*** Opening Information provided ***
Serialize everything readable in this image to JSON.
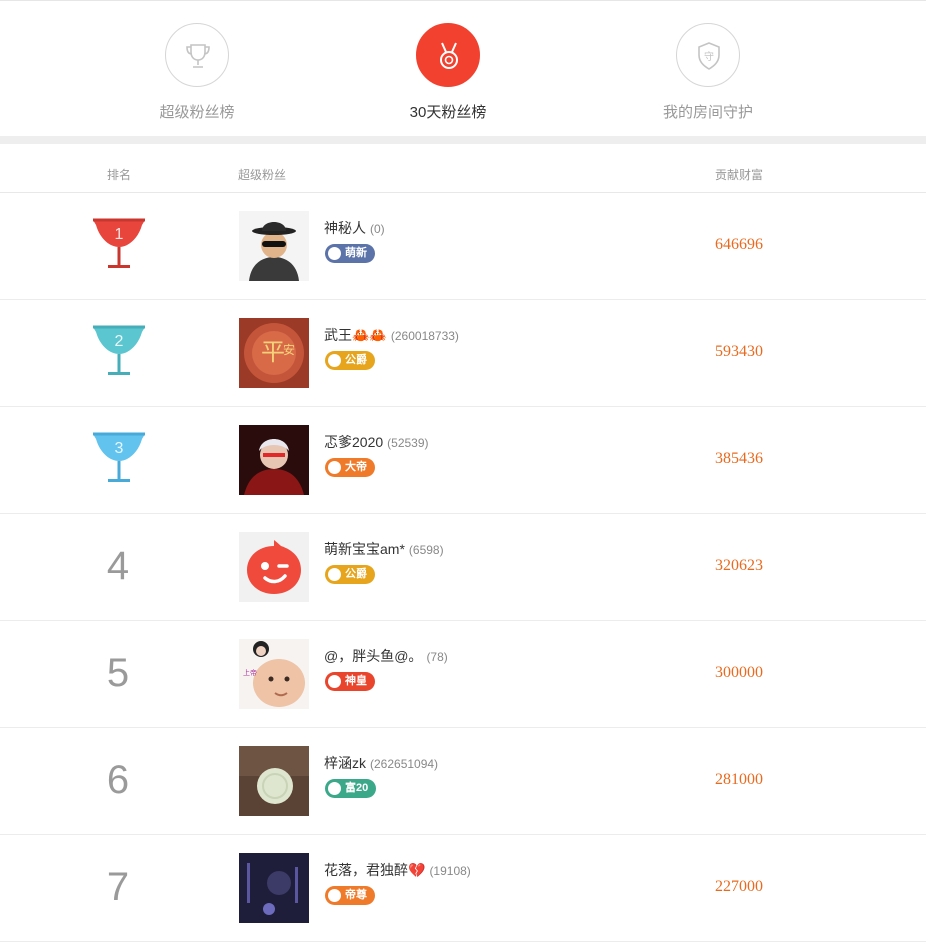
{
  "tabs": [
    {
      "label": "超级粉丝榜",
      "icon": "trophy-icon",
      "active": false
    },
    {
      "label": "30天粉丝榜",
      "icon": "medal-icon",
      "active": true
    },
    {
      "label": "我的房间守护",
      "icon": "shield-guard-icon",
      "active": false
    }
  ],
  "tab_shield_text": "守",
  "header": {
    "rank": "排名",
    "fans": "超级粉丝",
    "wealth": "贡献财富"
  },
  "colors": {
    "accent": "#f2412e",
    "wealth": "#e86a1f",
    "rank1": "#e8453c",
    "rank2": "#5cc6d0",
    "rank3": "#62c3ee"
  },
  "rows": [
    {
      "rank": "1",
      "name": "神秘人",
      "emoji": "",
      "uid": "(0)",
      "badge": "萌新",
      "badge_color": "#5b73a8",
      "wealth": "646696",
      "avatar": "mystery-person-avatar"
    },
    {
      "rank": "2",
      "name": "武王",
      "emoji": "🦀🦀",
      "uid": "(260018733)",
      "badge": "公爵",
      "badge_color": "#e6a51c",
      "wealth": "593430",
      "avatar": "pingan-avatar"
    },
    {
      "rank": "3",
      "name": "忑爹2020",
      "emoji": "",
      "uid": "(52539)",
      "badge": "大帝",
      "badge_color": "#ef7a2a",
      "wealth": "385436",
      "avatar": "red-hero-avatar"
    },
    {
      "rank": "4",
      "name": "萌新宝宝am*",
      "emoji": "",
      "uid": "(6598)",
      "badge": "公爵",
      "badge_color": "#e6a51c",
      "wealth": "320623",
      "avatar": "wink-logo-avatar"
    },
    {
      "rank": "5",
      "name": "@，胖头鱼@。",
      "emoji": "",
      "uid": "(78)",
      "badge": "神皇",
      "badge_color": "#e8452c",
      "wealth": "300000",
      "avatar": "baby-avatar"
    },
    {
      "rank": "6",
      "name": "梓涵zk",
      "emoji": "",
      "uid": "(262651094)",
      "badge": "富20",
      "badge_color": "#3aa889",
      "wealth": "281000",
      "avatar": "jade-avatar"
    },
    {
      "rank": "7",
      "name": "花落，君独醉",
      "emoji": "💔",
      "uid": "(19108)",
      "badge": "帝尊",
      "badge_color": "#ef7a2a",
      "wealth": "227000",
      "avatar": "night-avatar"
    }
  ]
}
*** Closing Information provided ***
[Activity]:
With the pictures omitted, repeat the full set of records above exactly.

[Output for this task]:
Serialize everything readable in this image to JSON.
{
  "tabs": [
    {
      "label": "超级粉丝榜",
      "icon": "trophy-icon",
      "active": false
    },
    {
      "label": "30天粉丝榜",
      "icon": "medal-icon",
      "active": true
    },
    {
      "label": "我的房间守护",
      "icon": "shield-guard-icon",
      "active": false
    }
  ],
  "tab_shield_text": "守",
  "header": {
    "rank": "排名",
    "fans": "超级粉丝",
    "wealth": "贡献财富"
  },
  "colors": {
    "accent": "#f2412e",
    "wealth": "#e86a1f",
    "rank1": "#e8453c",
    "rank2": "#5cc6d0",
    "rank3": "#62c3ee"
  },
  "rows": [
    {
      "rank": "1",
      "name": "神秘人",
      "emoji": "",
      "uid": "(0)",
      "badge": "萌新",
      "badge_color": "#5b73a8",
      "wealth": "646696",
      "avatar": "mystery-person-avatar"
    },
    {
      "rank": "2",
      "name": "武王",
      "emoji": "🦀🦀",
      "uid": "(260018733)",
      "badge": "公爵",
      "badge_color": "#e6a51c",
      "wealth": "593430",
      "avatar": "pingan-avatar"
    },
    {
      "rank": "3",
      "name": "忑爹2020",
      "emoji": "",
      "uid": "(52539)",
      "badge": "大帝",
      "badge_color": "#ef7a2a",
      "wealth": "385436",
      "avatar": "red-hero-avatar"
    },
    {
      "rank": "4",
      "name": "萌新宝宝am*",
      "emoji": "",
      "uid": "(6598)",
      "badge": "公爵",
      "badge_color": "#e6a51c",
      "wealth": "320623",
      "avatar": "wink-logo-avatar"
    },
    {
      "rank": "5",
      "name": "@，胖头鱼@。",
      "emoji": "",
      "uid": "(78)",
      "badge": "神皇",
      "badge_color": "#e8452c",
      "wealth": "300000",
      "avatar": "baby-avatar"
    },
    {
      "rank": "6",
      "name": "梓涵zk",
      "emoji": "",
      "uid": "(262651094)",
      "badge": "富20",
      "badge_color": "#3aa889",
      "wealth": "281000",
      "avatar": "jade-avatar"
    },
    {
      "rank": "7",
      "name": "花落，君独醉",
      "emoji": "💔",
      "uid": "(19108)",
      "badge": "帝尊",
      "badge_color": "#ef7a2a",
      "wealth": "227000",
      "avatar": "night-avatar"
    }
  ]
}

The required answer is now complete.